BEGIN RECORDS SUPPLIED

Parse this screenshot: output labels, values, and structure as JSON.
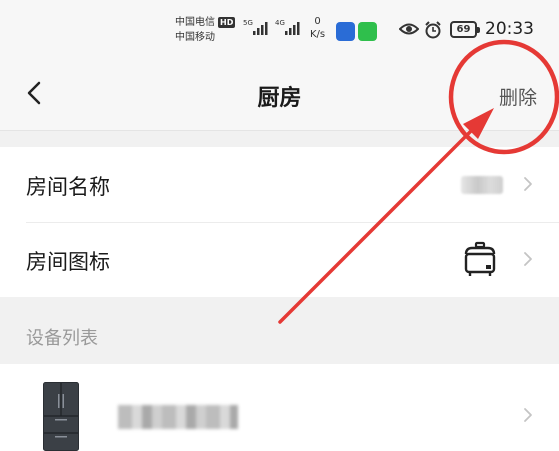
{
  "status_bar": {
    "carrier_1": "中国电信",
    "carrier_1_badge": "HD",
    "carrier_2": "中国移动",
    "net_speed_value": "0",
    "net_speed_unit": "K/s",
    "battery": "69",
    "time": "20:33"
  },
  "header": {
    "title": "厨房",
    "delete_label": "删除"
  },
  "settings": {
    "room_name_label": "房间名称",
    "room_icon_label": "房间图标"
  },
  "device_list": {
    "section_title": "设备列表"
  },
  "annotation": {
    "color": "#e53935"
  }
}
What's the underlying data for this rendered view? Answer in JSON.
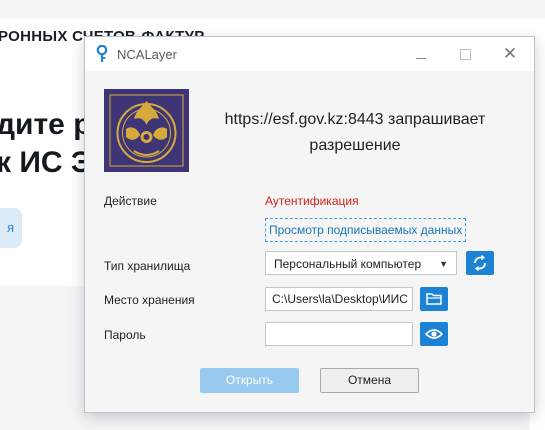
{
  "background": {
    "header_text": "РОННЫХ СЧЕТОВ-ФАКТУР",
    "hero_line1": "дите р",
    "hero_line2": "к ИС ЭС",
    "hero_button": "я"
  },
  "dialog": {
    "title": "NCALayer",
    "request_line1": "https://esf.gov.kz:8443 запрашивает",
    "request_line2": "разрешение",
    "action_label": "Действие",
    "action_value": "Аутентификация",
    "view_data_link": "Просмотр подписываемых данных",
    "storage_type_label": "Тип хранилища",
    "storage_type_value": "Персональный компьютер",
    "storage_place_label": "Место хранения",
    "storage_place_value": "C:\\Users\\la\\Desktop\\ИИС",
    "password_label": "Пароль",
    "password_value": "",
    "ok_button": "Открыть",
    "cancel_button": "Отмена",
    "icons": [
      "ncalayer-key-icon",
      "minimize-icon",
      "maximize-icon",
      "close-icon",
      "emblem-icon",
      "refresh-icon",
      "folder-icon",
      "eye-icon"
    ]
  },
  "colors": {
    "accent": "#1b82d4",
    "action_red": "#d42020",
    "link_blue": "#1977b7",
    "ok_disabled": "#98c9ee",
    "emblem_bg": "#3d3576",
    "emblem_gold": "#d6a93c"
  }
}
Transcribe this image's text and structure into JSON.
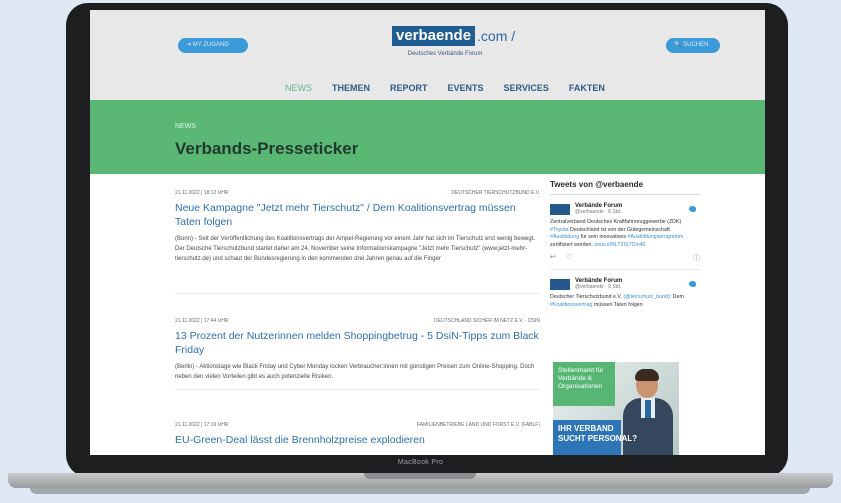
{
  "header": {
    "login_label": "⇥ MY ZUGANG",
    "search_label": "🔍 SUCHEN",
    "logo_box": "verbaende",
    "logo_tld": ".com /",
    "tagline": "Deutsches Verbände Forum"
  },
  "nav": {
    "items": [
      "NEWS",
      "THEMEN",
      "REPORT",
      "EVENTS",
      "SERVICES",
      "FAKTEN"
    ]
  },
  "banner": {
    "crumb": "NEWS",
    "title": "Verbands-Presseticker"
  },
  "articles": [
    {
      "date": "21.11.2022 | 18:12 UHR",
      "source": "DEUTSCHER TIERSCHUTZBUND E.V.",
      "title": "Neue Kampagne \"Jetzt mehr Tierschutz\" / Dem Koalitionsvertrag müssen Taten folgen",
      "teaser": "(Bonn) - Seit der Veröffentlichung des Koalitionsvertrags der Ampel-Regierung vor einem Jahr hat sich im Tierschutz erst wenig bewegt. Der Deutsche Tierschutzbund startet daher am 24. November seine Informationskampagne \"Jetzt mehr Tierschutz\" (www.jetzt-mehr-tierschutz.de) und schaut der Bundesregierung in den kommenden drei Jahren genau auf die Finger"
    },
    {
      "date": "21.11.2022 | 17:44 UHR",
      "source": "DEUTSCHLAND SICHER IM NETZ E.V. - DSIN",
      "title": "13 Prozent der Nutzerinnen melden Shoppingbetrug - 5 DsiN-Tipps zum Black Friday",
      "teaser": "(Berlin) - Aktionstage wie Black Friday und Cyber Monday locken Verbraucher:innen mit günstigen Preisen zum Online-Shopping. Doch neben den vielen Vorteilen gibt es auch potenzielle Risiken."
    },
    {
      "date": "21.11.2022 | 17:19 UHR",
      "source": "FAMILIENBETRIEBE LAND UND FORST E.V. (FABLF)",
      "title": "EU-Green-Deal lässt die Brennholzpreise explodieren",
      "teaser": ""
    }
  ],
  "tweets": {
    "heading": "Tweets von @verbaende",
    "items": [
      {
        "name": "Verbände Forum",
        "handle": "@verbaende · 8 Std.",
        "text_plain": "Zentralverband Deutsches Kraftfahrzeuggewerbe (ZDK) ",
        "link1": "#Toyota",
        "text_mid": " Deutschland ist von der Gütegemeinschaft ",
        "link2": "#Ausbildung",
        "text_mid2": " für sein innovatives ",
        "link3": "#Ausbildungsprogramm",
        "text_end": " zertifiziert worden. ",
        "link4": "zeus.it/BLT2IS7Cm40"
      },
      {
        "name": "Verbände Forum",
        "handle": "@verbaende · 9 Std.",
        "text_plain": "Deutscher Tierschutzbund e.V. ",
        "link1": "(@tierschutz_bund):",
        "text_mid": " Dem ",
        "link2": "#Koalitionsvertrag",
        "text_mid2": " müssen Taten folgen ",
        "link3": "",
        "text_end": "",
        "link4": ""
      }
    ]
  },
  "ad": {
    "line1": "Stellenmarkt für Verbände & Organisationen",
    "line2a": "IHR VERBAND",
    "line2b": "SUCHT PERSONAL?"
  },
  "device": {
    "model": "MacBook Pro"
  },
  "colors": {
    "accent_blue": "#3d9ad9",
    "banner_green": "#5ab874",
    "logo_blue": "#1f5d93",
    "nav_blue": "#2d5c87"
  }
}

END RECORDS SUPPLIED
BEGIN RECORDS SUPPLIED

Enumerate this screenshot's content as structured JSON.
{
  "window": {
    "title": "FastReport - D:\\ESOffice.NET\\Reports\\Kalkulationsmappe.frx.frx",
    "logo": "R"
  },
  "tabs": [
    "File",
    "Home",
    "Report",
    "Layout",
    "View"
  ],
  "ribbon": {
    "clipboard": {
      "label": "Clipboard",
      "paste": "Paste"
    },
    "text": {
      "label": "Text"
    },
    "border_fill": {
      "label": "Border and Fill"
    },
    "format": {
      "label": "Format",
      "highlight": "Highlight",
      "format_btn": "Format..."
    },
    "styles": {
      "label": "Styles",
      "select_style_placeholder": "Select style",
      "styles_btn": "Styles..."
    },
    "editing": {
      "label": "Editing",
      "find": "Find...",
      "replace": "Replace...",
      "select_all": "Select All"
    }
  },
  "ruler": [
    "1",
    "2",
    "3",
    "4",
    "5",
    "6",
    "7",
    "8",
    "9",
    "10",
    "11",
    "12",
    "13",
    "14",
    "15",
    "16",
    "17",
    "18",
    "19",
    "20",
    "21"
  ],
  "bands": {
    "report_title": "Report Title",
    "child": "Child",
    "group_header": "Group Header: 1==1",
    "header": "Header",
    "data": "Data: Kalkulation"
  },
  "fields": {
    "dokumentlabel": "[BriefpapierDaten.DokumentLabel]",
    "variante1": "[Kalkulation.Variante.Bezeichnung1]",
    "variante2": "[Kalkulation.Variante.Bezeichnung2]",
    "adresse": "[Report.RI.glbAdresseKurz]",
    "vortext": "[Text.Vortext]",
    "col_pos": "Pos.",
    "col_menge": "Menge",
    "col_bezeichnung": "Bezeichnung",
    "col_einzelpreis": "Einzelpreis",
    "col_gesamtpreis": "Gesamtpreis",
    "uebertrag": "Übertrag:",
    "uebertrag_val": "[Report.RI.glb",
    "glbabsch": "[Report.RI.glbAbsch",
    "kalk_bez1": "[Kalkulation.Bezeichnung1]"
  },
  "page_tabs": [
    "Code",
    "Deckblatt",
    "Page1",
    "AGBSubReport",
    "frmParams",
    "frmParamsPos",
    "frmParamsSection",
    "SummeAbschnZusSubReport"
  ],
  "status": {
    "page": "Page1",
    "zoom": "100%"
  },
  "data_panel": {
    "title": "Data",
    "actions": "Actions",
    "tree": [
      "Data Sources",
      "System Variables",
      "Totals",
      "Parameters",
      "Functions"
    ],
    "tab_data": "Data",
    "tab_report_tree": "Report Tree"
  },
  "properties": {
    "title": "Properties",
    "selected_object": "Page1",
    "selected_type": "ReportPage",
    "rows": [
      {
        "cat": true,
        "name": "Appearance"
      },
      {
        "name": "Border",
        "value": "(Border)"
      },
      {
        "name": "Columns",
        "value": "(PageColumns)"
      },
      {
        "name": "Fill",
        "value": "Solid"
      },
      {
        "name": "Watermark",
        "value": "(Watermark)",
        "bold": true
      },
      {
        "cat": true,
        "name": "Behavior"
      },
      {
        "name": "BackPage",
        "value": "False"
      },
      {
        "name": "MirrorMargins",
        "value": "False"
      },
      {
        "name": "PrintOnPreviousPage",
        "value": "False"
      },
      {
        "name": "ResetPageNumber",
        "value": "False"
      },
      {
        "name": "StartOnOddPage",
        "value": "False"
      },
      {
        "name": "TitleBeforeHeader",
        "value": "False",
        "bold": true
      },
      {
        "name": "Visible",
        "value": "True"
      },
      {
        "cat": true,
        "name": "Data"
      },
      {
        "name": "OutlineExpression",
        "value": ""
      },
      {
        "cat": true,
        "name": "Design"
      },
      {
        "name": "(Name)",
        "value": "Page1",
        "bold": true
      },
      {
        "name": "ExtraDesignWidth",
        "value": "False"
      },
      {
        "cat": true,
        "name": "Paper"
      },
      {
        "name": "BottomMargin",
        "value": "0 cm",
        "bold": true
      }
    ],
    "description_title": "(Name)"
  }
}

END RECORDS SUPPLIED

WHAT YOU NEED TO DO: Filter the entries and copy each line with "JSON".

YOUR RESPONSE:
Parse this screenshot: output labels, values, and structure as JSON.
What's the underlying data for this rendered view? Answer in JSON.
Transcribe this image's text and structure into JSON.
Enumerate this screenshot's content as structured JSON.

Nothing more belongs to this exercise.